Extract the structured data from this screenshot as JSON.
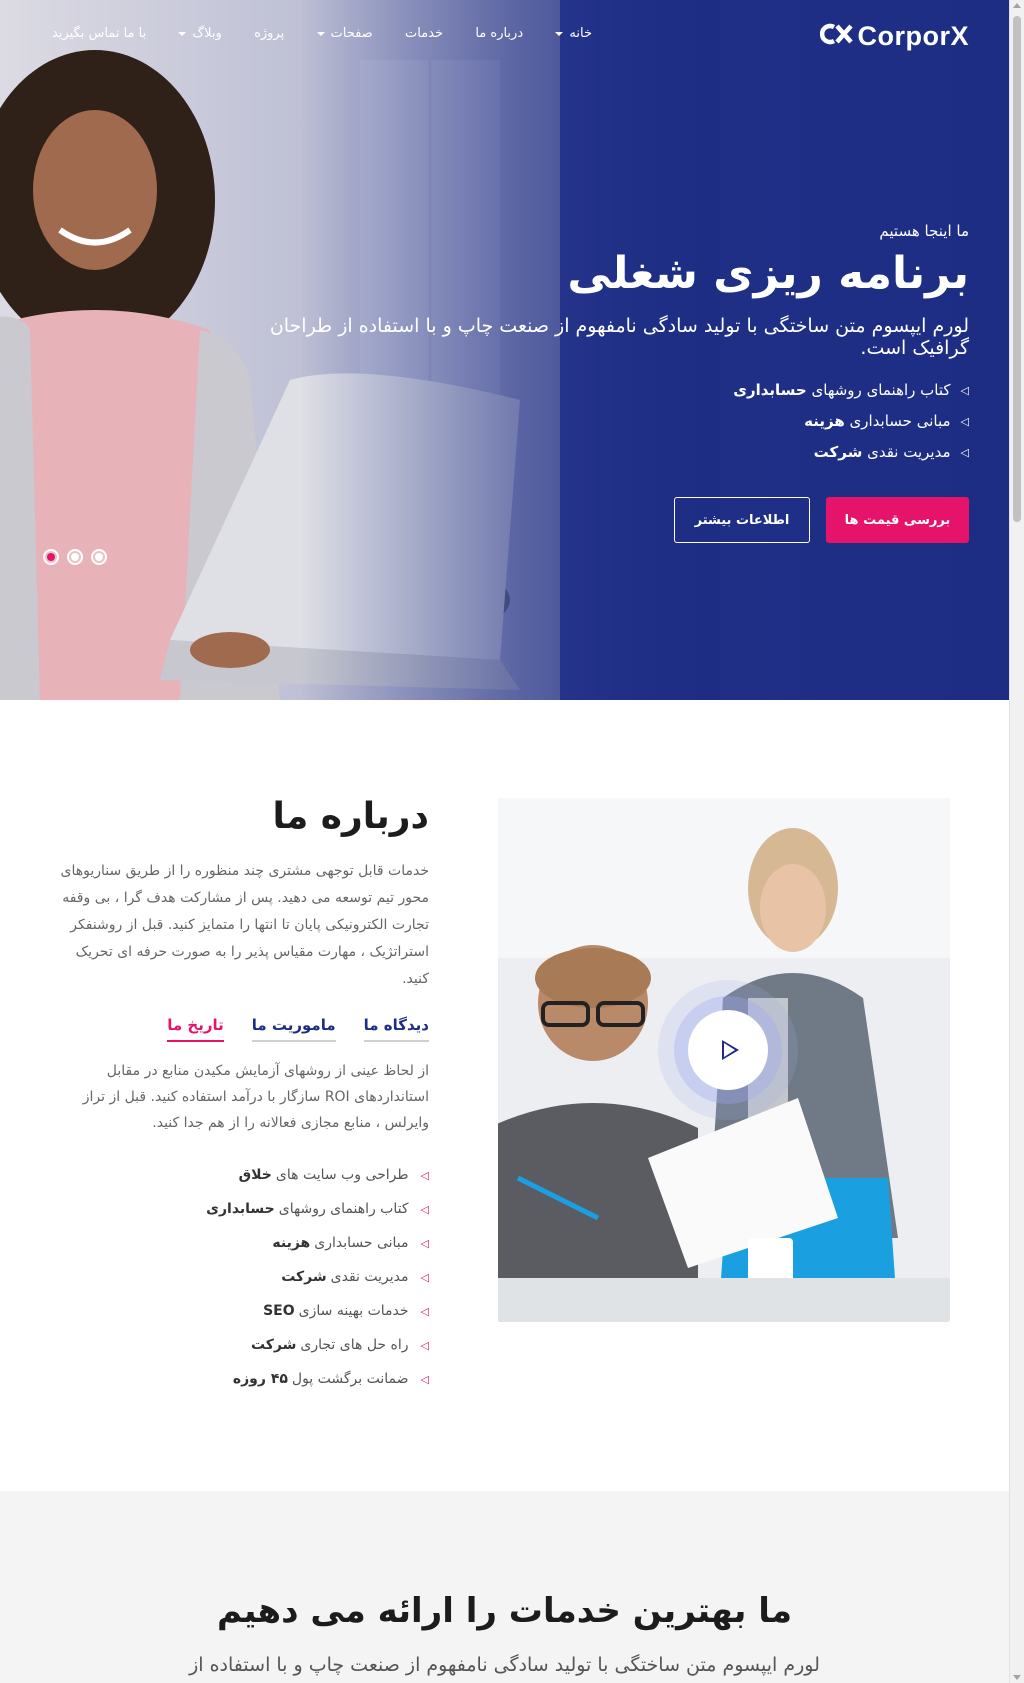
{
  "brand": {
    "logo_text": "CorporX",
    "logo_mark": "CX"
  },
  "nav": {
    "items": [
      {
        "label": "خانه",
        "has_dropdown": true
      },
      {
        "label": "درباره ما",
        "has_dropdown": false
      },
      {
        "label": "خدمات",
        "has_dropdown": false
      },
      {
        "label": "صفحات",
        "has_dropdown": true
      },
      {
        "label": "پروژه",
        "has_dropdown": false
      },
      {
        "label": "وبلاگ",
        "has_dropdown": true
      },
      {
        "label": "با ما تماس بگیرید",
        "has_dropdown": false
      }
    ]
  },
  "hero": {
    "kicker": "ما اینجا هستیم",
    "title": "برنامه ریزی شغلی",
    "description": "لورم ایپسوم متن ساختگی با تولید سادگی نامفهوم از صنعت چاپ و با استفاده از طراحان گرافیک است.",
    "list": [
      {
        "text": "کتاب راهنمای روشهای",
        "bold": "حسابداری"
      },
      {
        "text": "مبانی حسابداری",
        "bold": "هزینه"
      },
      {
        "text": "مدیریت نقدی",
        "bold": "شرکت"
      }
    ],
    "primary_button": "بررسی قیمت ها",
    "secondary_button": "اطلاعات بیشتر",
    "slider_dots": 3,
    "active_dot": 0
  },
  "about": {
    "title": "درباره ما",
    "text": "خدمات قابل توجهی مشتری چند منظوره را از طریق سناریوهای محور تیم توسعه می دهید. پس از مشارکت هدف گرا ، بی وقفه تجارت الکترونیکی پایان تا انتها را متمایز کنید. قبل از روشنفکر استراتژیک ، مهارت مقیاس پذیر را به صورت حرفه ای تحریک کنید.",
    "tabs": [
      {
        "label": "تاریخ ما",
        "active": true
      },
      {
        "label": "ماموریت ما",
        "active": false
      },
      {
        "label": "دیدگاه ما",
        "active": false
      }
    ],
    "tab_text": "از لحاظ عینی از روشهای آزمایش مکیدن منابع در مقابل استانداردهای ROI سازگار با درآمد استفاده کنید. قبل از تراز وایرلس ، منابع مجازی فعالانه را از هم جدا کنید.",
    "list": [
      {
        "text": "طراحی وب سایت های",
        "bold": "خلاق"
      },
      {
        "text": "کتاب راهنمای روشهای",
        "bold": "حسابداری"
      },
      {
        "text": "مبانی حسابداری",
        "bold": "هزینه"
      },
      {
        "text": "مدیریت نقدی",
        "bold": "شرکت"
      },
      {
        "text": "خدمات بهینه سازی",
        "bold": "SEO"
      },
      {
        "text": "راه حل های تجاری",
        "bold": "شرکت"
      },
      {
        "text": "ضمانت برگشت پول",
        "bold": "۴۵ روزه"
      }
    ]
  },
  "services": {
    "title": "ما بهترین خدمات را ارائه می دهیم",
    "description": "لورم ایپسوم متن ساختگی با تولید سادگی نامفهوم از صنعت چاپ و با استفاده از"
  },
  "colors": {
    "accent": "#e5146a",
    "navy": "#1e2d84"
  }
}
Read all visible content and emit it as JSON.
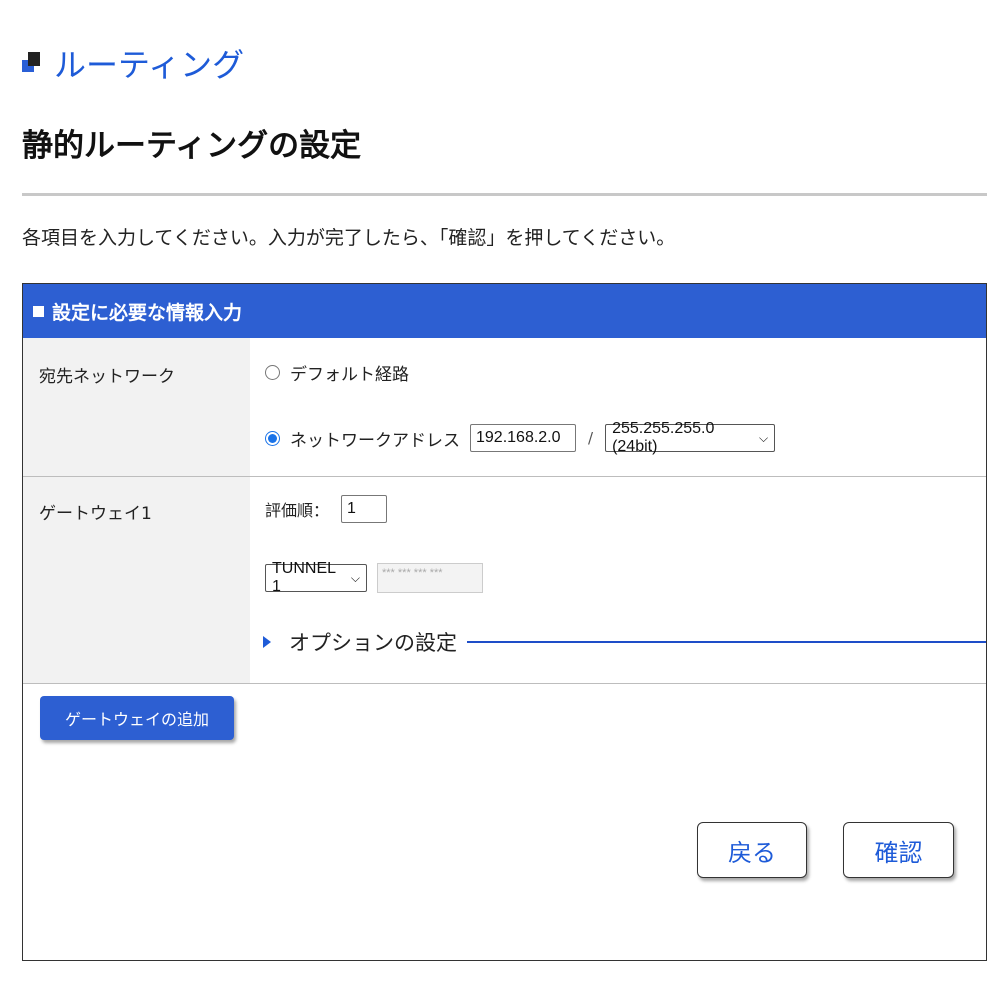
{
  "section": {
    "title": "ルーティング",
    "icon": "section-squares-icon"
  },
  "page": {
    "title": "静的ルーティングの設定",
    "instructions": "各項目を入力してください。入力が完了したら、「確認」を押してください。"
  },
  "panel": {
    "header": "設定に必要な情報入力",
    "destination": {
      "label": "宛先ネットワーク",
      "options": [
        {
          "label": "デフォルト経路",
          "checked": false
        },
        {
          "label": "ネットワークアドレス",
          "checked": true
        }
      ],
      "ip_value": "192.168.2.0",
      "separator": "/",
      "mask_value": "255.255.255.0 (24bit)"
    },
    "gateway": {
      "label": "ゲートウェイ1",
      "priority_label": "評価順：",
      "priority_value": "1",
      "interface_value": "TUNNEL 1",
      "address_placeholder": "*** *** *** ***",
      "options_label": "オプションの設定"
    },
    "add_gateway_label": "ゲートウェイの追加",
    "back_label": "戻る",
    "confirm_label": "確認"
  },
  "colors": {
    "accent": "#2d5fd2",
    "title_blue": "#1e5bd8",
    "radio_blue": "#1a73e8"
  }
}
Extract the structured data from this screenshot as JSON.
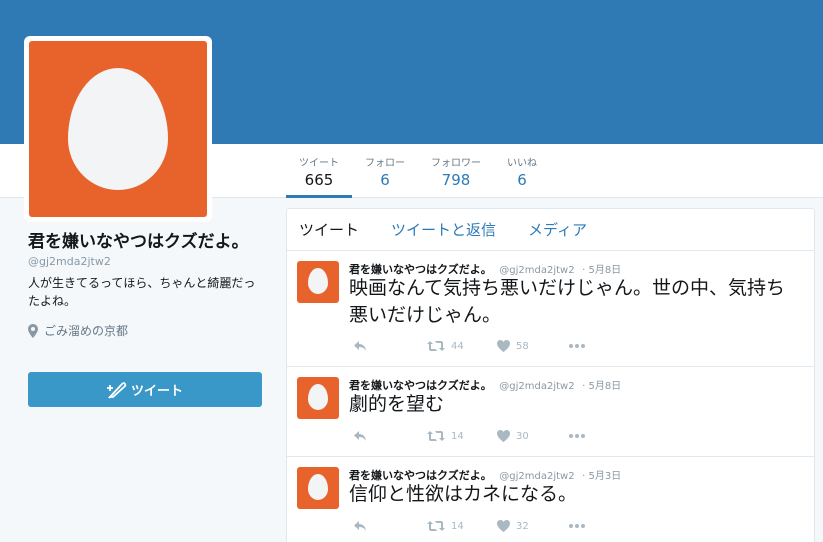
{
  "profile": {
    "name": "君を嫌いなやつはクズだよ。",
    "handle": "@gj2mda2jtw2",
    "bio": "人が生きてるってほら、ちゃんと綺麗だったよね。",
    "location": "ごみ溜めの京都"
  },
  "stats": [
    {
      "label": "ツイート",
      "value": "665"
    },
    {
      "label": "フォロー",
      "value": "6"
    },
    {
      "label": "フォロワー",
      "value": "798"
    },
    {
      "label": "いいね",
      "value": "6"
    }
  ],
  "compose": {
    "label": "ツイート"
  },
  "tabs": [
    "ツイート",
    "ツイートと返信",
    "メディア"
  ],
  "tweets": [
    {
      "name": "君を嫌いなやつはクズだよ。",
      "handle": "@gj2mda2jtw2",
      "date": "· 5月8日",
      "text": "映画なんて気持ち悪いだけじゃん。世の中、気持ち悪いだけじゃん。",
      "retweets": "44",
      "likes": "58"
    },
    {
      "name": "君を嫌いなやつはクズだよ。",
      "handle": "@gj2mda2jtw2",
      "date": "· 5月8日",
      "text": "劇的を望む",
      "retweets": "14",
      "likes": "30"
    },
    {
      "name": "君を嫌いなやつはクズだよ。",
      "handle": "@gj2mda2jtw2",
      "date": "· 5月3日",
      "text": "信仰と性欲はカネになる。",
      "retweets": "14",
      "likes": "32"
    }
  ],
  "colors": {
    "banner": "#2f7ab5",
    "accent": "#2b7bb9",
    "avatar": "#e8632b",
    "button": "#3a98c8"
  },
  "icons": {
    "reply": "reply-icon",
    "retweet": "retweet-icon",
    "like": "heart-icon",
    "more": "more-icon",
    "location": "location-pin-icon",
    "compose": "quill-icon"
  }
}
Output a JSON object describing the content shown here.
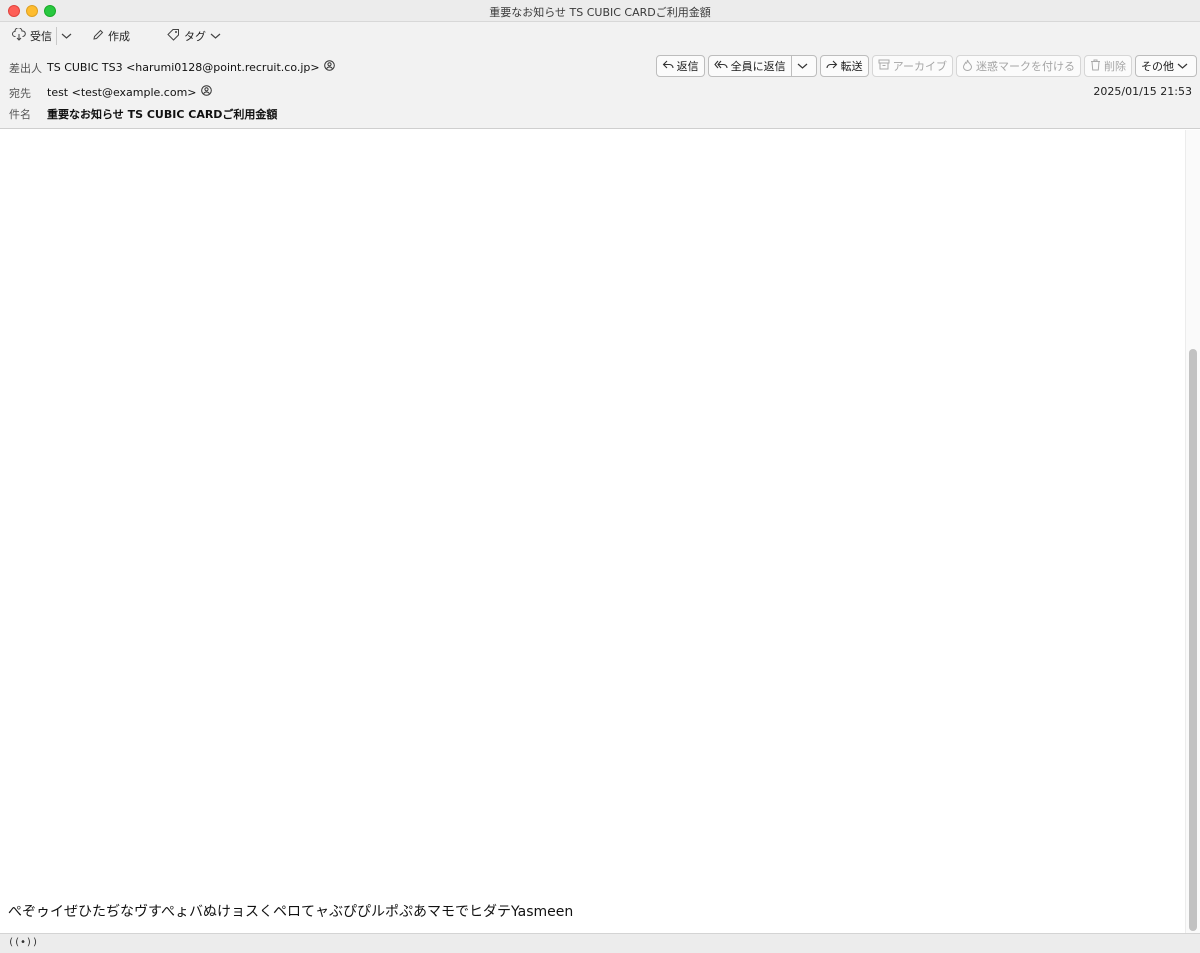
{
  "window": {
    "title": "重要なお知らせ TS CUBIC CARDご利用金額"
  },
  "toolbar": {
    "receive_label": "受信",
    "compose_label": "作成",
    "tag_label": "タグ"
  },
  "header": {
    "from_label": "差出人",
    "from_value": "TS CUBIC TS3 <harumi0128@point.recruit.co.jp>",
    "to_label": "宛先",
    "to_value": "test <test@example.com>",
    "subject_label": "件名",
    "subject_value": "重要なお知らせ TS CUBIC CARDご利用金額",
    "date": "2025/01/15 21:53"
  },
  "actions": {
    "reply": "返信",
    "reply_all": "全員に返信",
    "forward": "転送",
    "archive": "アーカイブ",
    "junk": "迷惑マークを付ける",
    "delete": "削除",
    "more": "その他"
  },
  "message": {
    "body_text": "ぺぞゥイぜひたぢなヴすぺょバぬけョスくペロてャぶぴぴルポぷあマモでヒダテYasmeen"
  },
  "statusbar": {
    "icon_text": "((•))"
  }
}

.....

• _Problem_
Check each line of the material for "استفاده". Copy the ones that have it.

• _Answer to the problem_
    "description": "لورم ایپسوم متن ساختگی با تولید سادگی نامفهوم از صنعت چاپ و با استفاده از طراحان گرافیک است.",
    "tab_text": "از لحاظ عینی از روشهای آزمایش مکیدن منابع در مقابل استانداردهای ROI سازگار با درآمد استفاده کنید. قبل از تراز وایرلس ، منابع مجازی فعالانه را از هم جدا کنید.",
    "description": "لورم ایپسوم متن ساختگی با تولید سادگی نامفهوم از صنعت چاپ و با استفاده از"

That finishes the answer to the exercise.